((

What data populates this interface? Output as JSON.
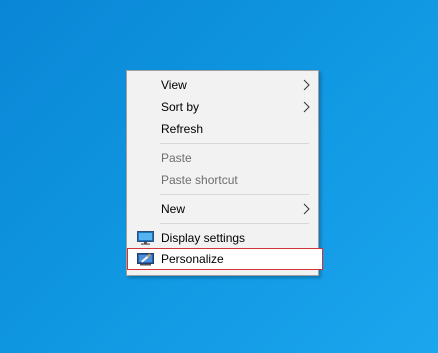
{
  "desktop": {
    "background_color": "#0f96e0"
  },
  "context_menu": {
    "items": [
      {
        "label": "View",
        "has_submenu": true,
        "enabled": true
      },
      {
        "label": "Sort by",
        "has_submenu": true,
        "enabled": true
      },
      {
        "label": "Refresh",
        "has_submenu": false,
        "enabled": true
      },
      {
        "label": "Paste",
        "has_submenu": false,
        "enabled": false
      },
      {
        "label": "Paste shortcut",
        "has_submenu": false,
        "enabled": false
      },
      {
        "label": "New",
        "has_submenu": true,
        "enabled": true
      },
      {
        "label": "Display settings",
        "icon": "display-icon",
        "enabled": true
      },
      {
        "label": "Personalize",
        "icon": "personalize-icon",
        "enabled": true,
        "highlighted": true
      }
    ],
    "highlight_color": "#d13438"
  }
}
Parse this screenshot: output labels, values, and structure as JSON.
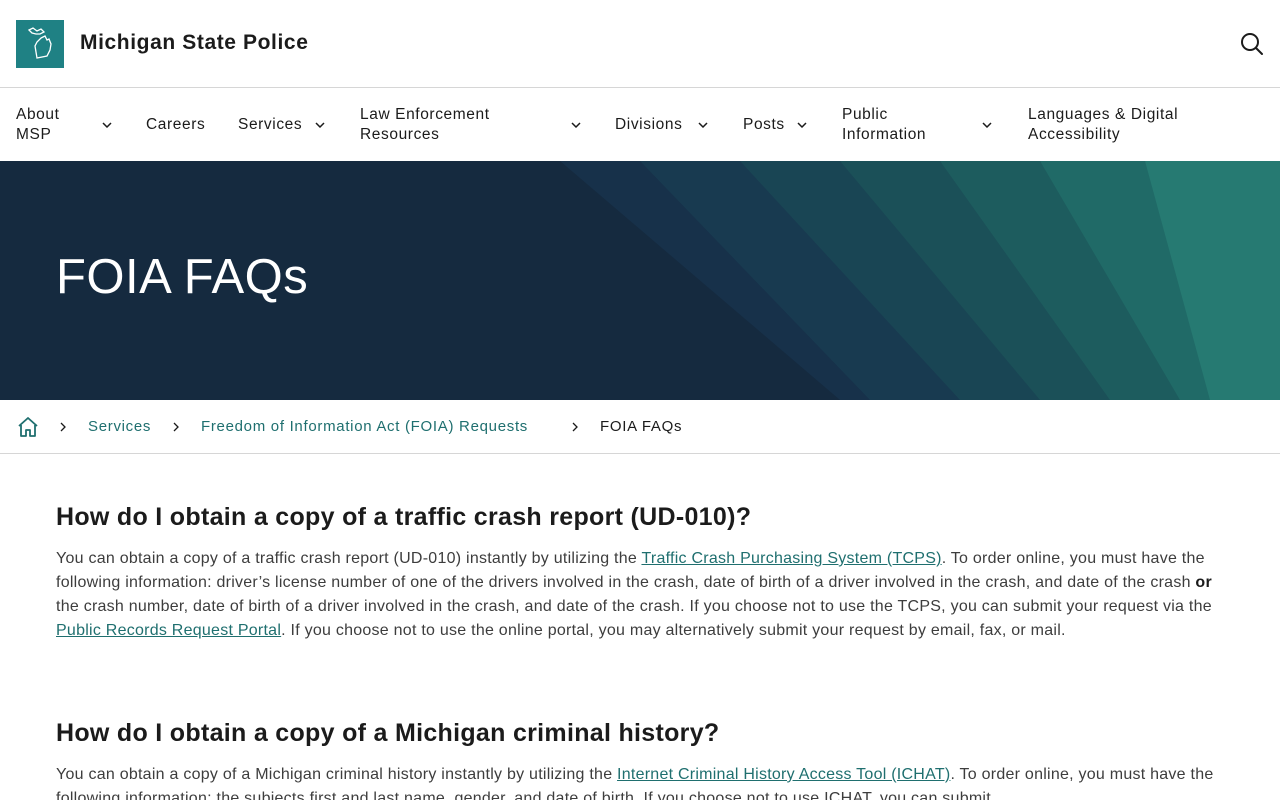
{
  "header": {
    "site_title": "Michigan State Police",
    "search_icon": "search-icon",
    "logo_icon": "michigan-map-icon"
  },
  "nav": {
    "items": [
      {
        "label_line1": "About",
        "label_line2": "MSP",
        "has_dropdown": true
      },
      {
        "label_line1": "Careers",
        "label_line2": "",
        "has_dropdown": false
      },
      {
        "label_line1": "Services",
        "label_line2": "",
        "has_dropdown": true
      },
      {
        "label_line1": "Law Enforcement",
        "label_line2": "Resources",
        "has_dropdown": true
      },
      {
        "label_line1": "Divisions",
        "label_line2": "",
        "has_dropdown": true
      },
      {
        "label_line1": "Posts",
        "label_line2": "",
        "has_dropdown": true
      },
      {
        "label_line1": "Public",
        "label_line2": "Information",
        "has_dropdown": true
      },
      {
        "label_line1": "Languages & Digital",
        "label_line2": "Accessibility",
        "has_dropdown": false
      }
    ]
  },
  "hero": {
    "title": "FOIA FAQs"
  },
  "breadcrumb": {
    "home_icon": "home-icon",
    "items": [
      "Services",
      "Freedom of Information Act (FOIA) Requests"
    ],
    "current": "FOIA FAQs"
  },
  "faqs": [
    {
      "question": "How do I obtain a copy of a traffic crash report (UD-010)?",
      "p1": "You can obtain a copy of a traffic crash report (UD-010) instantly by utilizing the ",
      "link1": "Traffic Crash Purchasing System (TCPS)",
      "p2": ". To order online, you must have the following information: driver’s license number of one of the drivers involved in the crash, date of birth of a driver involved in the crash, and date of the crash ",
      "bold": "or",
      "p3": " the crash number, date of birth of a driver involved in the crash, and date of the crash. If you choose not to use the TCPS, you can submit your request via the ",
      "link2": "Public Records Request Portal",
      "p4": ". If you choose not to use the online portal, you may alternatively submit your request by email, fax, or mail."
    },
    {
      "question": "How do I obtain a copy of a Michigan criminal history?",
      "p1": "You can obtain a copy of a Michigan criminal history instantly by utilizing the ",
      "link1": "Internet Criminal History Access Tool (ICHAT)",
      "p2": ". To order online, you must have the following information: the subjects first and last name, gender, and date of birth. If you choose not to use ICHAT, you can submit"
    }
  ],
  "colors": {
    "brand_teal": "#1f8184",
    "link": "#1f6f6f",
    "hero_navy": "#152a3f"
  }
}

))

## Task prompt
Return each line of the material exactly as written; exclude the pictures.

## Output of the task
What data populates this interface? Output as JSON.
{
  "desktop": {
    "background_color": "#0f96e0"
  },
  "context_menu": {
    "items": [
      {
        "label": "View",
        "has_submenu": true,
        "enabled": true
      },
      {
        "label": "Sort by",
        "has_submenu": true,
        "enabled": true
      },
      {
        "label": "Refresh",
        "has_submenu": false,
        "enabled": true
      },
      {
        "label": "Paste",
        "has_submenu": false,
        "enabled": false
      },
      {
        "label": "Paste shortcut",
        "has_submenu": false,
        "enabled": false
      },
      {
        "label": "New",
        "has_submenu": true,
        "enabled": true
      },
      {
        "label": "Display settings",
        "icon": "display-icon",
        "enabled": true
      },
      {
        "label": "Personalize",
        "icon": "personalize-icon",
        "enabled": true,
        "highlighted": true
      }
    ],
    "highlight_color": "#d13438"
  }
}
Parse this screenshot: output labels, values, and structure as JSON.
{
  "header": {
    "site_title": "Michigan State Police",
    "search_icon": "search-icon",
    "logo_icon": "michigan-map-icon"
  },
  "nav": {
    "items": [
      {
        "label_line1": "About",
        "label_line2": "MSP",
        "has_dropdown": true
      },
      {
        "label_line1": "Careers",
        "label_line2": "",
        "has_dropdown": false
      },
      {
        "label_line1": "Services",
        "label_line2": "",
        "has_dropdown": true
      },
      {
        "label_line1": "Law Enforcement",
        "label_line2": "Resources",
        "has_dropdown": true
      },
      {
        "label_line1": "Divisions",
        "label_line2": "",
        "has_dropdown": true
      },
      {
        "label_line1": "Posts",
        "label_line2": "",
        "has_dropdown": true
      },
      {
        "label_line1": "Public",
        "label_line2": "Information",
        "has_dropdown": true
      },
      {
        "label_line1": "Languages & Digital",
        "label_line2": "Accessibility",
        "has_dropdown": false
      }
    ]
  },
  "hero": {
    "title": "FOIA FAQs"
  },
  "breadcrumb": {
    "home_icon": "home-icon",
    "items": [
      "Services",
      "Freedom of Information Act (FOIA) Requests"
    ],
    "current": "FOIA FAQs"
  },
  "faqs": [
    {
      "question": "How do I obtain a copy of a traffic crash report (UD-010)?",
      "p1": "You can obtain a copy of a traffic crash report (UD-010) instantly by utilizing the ",
      "link1": "Traffic Crash Purchasing System (TCPS)",
      "p2": ". To order online, you must have the following information: driver’s license number of one of the drivers involved in the crash, date of birth of a driver involved in the crash, and date of the crash ",
      "bold": "or",
      "p3": " the crash number, date of birth of a driver involved in the crash, and date of the crash. If you choose not to use the TCPS, you can submit your request via the ",
      "link2": "Public Records Request Portal",
      "p4": ". If you choose not to use the online portal, you may alternatively submit your request by email, fax, or mail."
    },
    {
      "question": "How do I obtain a copy of a Michigan criminal history?",
      "p1": "You can obtain a copy of a Michigan criminal history instantly by utilizing the ",
      "link1": "Internet Criminal History Access Tool (ICHAT)",
      "p2": ". To order online, you must have the following information: the subjects first and last name, gender, and date of birth. If you choose not to use ICHAT, you can submit"
    }
  ],
  "colors": {
    "brand_teal": "#1f8184",
    "link": "#1f6f6f",
    "hero_navy": "#152a3f"
  }
}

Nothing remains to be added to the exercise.